What’s going on with Tiberius and Herod and all the rest is less important in the wilderness than it is in the villages and towns. Perhaps that’s why John was in the wilderness: away from all the activity and historical concerns, he could hear God’s voice and become prepared for his prophetic role in the life of Jesus, a role that eventually took him out of his wilderness obscurity and brought him squarely to the attention of Herod.

Throughout the Gospels, there are times when Jesus goes out of the towns and villages to get away and pray. He doesn’t stay there forever, but comes back refreshed and ready to resume his work. There is the temporal element of Sabbath in this, but also a spatial element. Getting away, going into the wilderness, is a spiritual necessity. Having wilderness of some sort, places where we can get away from lights and the noise of machinery, places where our feet can touch the ground instead of concrete, where we see things in natural light, and where we can hear the sounds of birds and insects, of the wind and water is not a luxury. We know now that such places are necessary to the health of our planet, and especially important to the health of our atmosphere. Today’s lesson reminds us that wilderness is also necessary to our spiritual health, to our being whole human beings who desire to be in relationship with God.
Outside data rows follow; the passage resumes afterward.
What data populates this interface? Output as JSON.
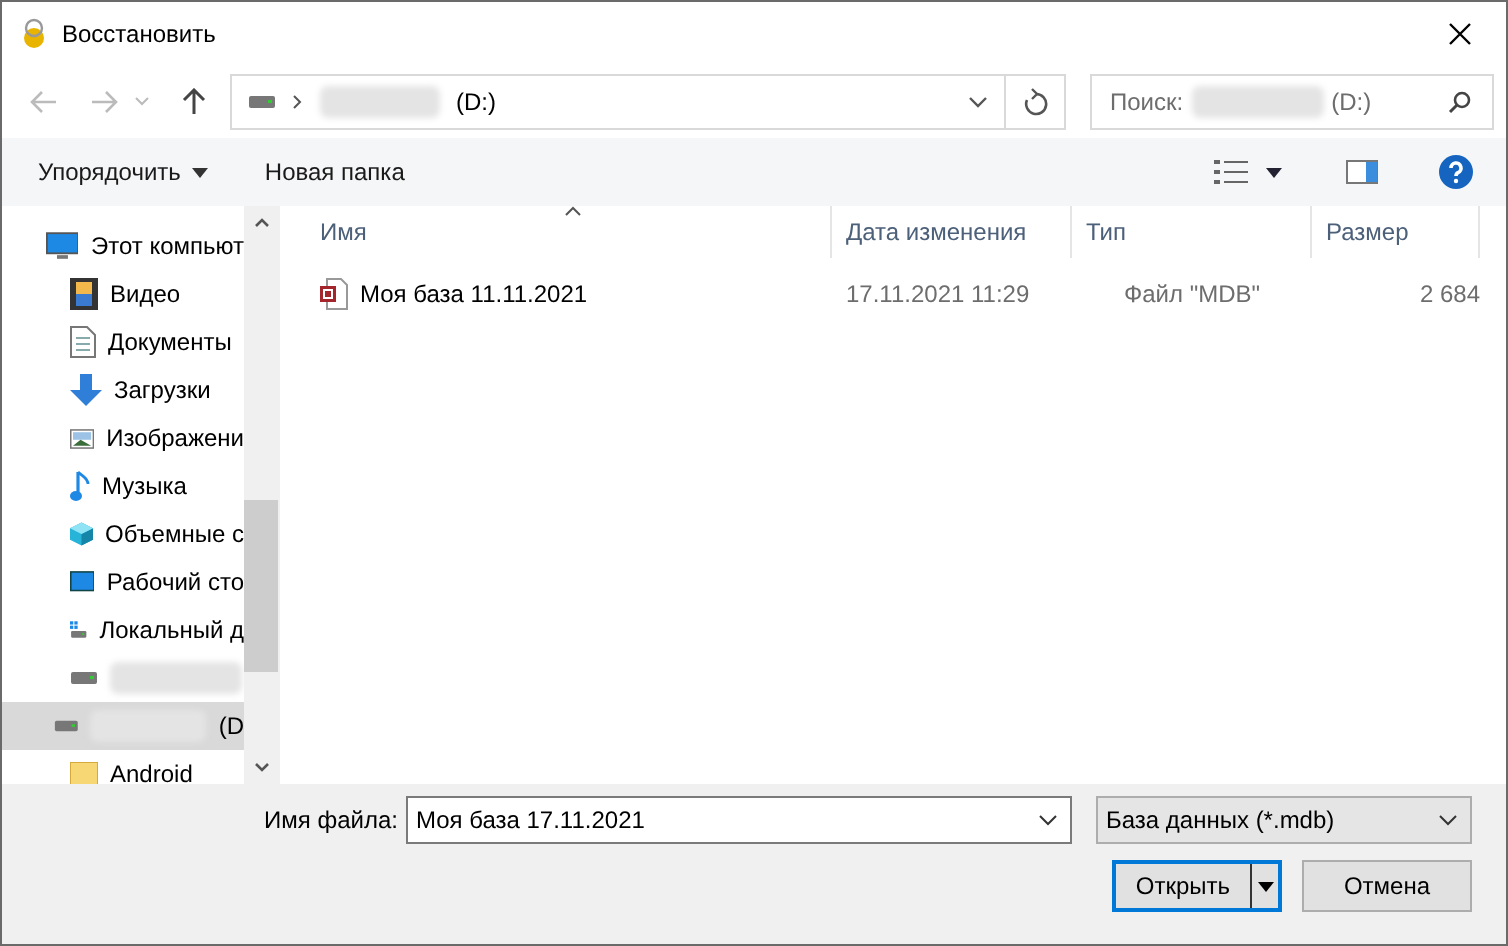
{
  "window": {
    "title": "Восстановить"
  },
  "address": {
    "drive": "(D:)",
    "name_blurred": true
  },
  "search": {
    "placeholder": "Поиск:",
    "drive": "(D:)",
    "name_blurred": true
  },
  "toolbar": {
    "organize": "Упорядочить",
    "new_folder": "Новая папка"
  },
  "sidebar": {
    "items": [
      {
        "kind": "computer",
        "label": "Этот компьют",
        "selected": false,
        "children": [
          {
            "kind": "video",
            "label": "Видео",
            "selected": false
          },
          {
            "kind": "docs",
            "label": "Документы",
            "selected": false
          },
          {
            "kind": "downloads",
            "label": "Загрузки",
            "selected": false
          },
          {
            "kind": "images",
            "label": "Изображени",
            "selected": false
          },
          {
            "kind": "music",
            "label": "Музыка",
            "selected": false
          },
          {
            "kind": "objects",
            "label": "Объемные с",
            "selected": false
          },
          {
            "kind": "desktop",
            "label": "Рабочий сто",
            "selected": false
          },
          {
            "kind": "localdisk",
            "label": "Локальный д",
            "selected": false
          },
          {
            "kind": "drive",
            "label_blurred": true,
            "selected": false
          }
        ]
      },
      {
        "kind": "drive",
        "label": "(D",
        "label_blurred": true,
        "selected": true,
        "children": [
          {
            "kind": "folder",
            "label": "Android",
            "selected": false
          }
        ]
      }
    ]
  },
  "table": {
    "columns": [
      "Имя",
      "Дата изменения",
      "Тип",
      "Размер"
    ],
    "rows": [
      {
        "kind": "mdb",
        "name": "Моя база 11.11.2021",
        "date": "17.11.2021 11:29",
        "type": "Файл \"MDB\"",
        "size": "2 684",
        "selected": false
      }
    ]
  },
  "footer": {
    "filename_label": "Имя файла:",
    "filename": "Моя база 17.11.2021",
    "filetype": "База данных (*.mdb)",
    "open": "Открыть",
    "cancel": "Отмена"
  }
}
Our parish’s Christmas Eve children’s pageant will be based this year on the Godly Play curriculum. During each of the Sundays of Advent, the children are presenting one of the four pieces of the pageant. This morning’s Godly Play story was about the Holy Family. Joseph talked about feeling the weight of his responsibilities, and Mary said she thought the baby would be born soon and admitted to feeling worried. Then the angel appeared, a very confident angel whose words brooked no dissent: “Don’t be afraid, but be joyful!”

This is also the message the angels will bring to the shepherds, and that an angel will give to the women who go to the tomb after the crucifixion. It’s a message that can keep us from despair as we work to heal the damage we humans have done to our planet: Don’t do this work out of fear, but out of joy in God’s wonderful creation. When we stay focused on the wonder and beauty of creation, we have both motivation for doing the work and nourishment for our souls.

A story today from Associate Press writer Arthur Max shines a light of hope into the gloom that seemed to surround the Copenhagen climate talks as expectations were lowered and the U.S. Senate failed to get a climate bill passed before the talks. The story, " UN says climate finale may have happy ending” notes several recent developments that indicate that the nations will be able to reach agreements that will allow us to keep global warming under control. One of the very hopeful signs is that President Obama is now planning to attend the conference at its end, when other heads of state will be present to help decide on any agreements, instead of at the conference’s beginning. This indicates that there is some sense that there may indeed be something substantive for heads of state to consider as the conference is ending.

It seems especially fitting to find signs of hope during this season of Advent, as we prepare to welcome the Christ and “let heaven and nature sing”!